J.P. Morgan, Barclays, RBC Capital Markets and Deutsche Bank Securities Inc. advised and financed WME and Silver Lake in the transaction. The companies were also advised by Raine Group, Dean Bradley Osborne, Lazard, Simpson Thacher & Bartlett and Paul, Weiss, Rifkind, Wharton & Garrison.
Evercore and Morgan Stanley served as financial advisers for Forstmann Little.
William Morris Endeavor until now has not had a sports business, relying instead on diversification involving advertising agencies and digital media. Its operations are clustered in Los Angeles, New York and London. Its entertainment clients include Steven Spielberg, Seth MacFarlane and Aaron Sorkin; movie star clients include Ben Affleck, Mark Wahlberg and Denzel Washington. It has about 1,000 employees.
IMG is vastly bigger, with 3,500 employees and offices in more than 30 countries. It has the leading college sports marketing business in the United States, handling lucrative organizations including the NCAA, as well as individual universities and athletic conferences and major events such as the Rose Bowl.
IMG also operates a large fashion show and modeling division. Most of its money comes from licensing and media rights deals.
-- Herald business reporter Charles Schelle contributed to this report, which includes material from the Los Angeles Times and The New York Times.

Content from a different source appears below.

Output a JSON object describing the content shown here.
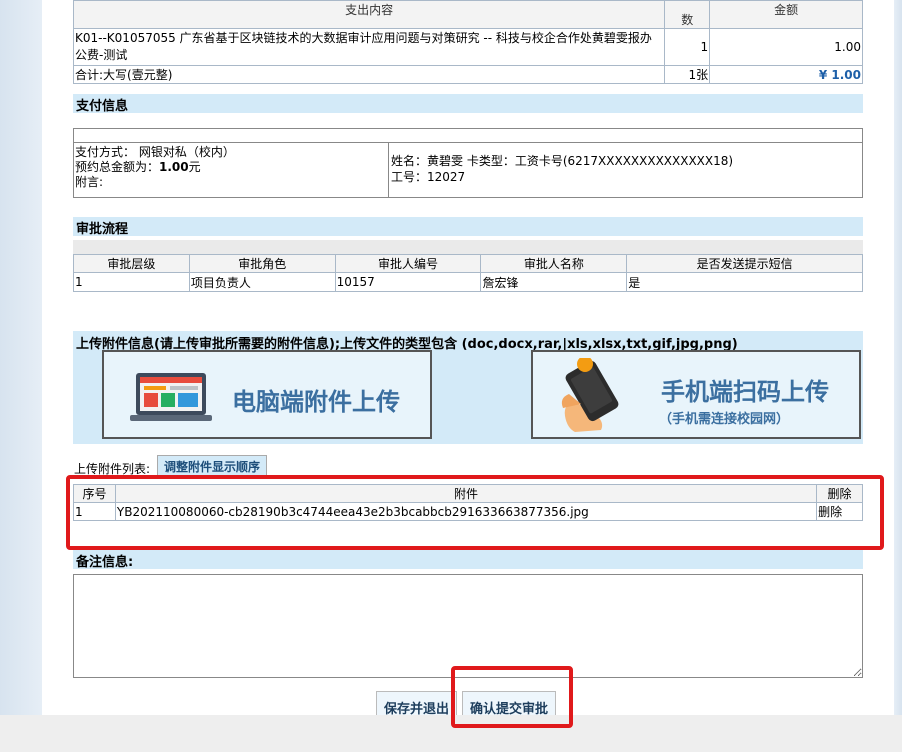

Charles Schelle, Herald business reporter, can be reached at 941-745-7095.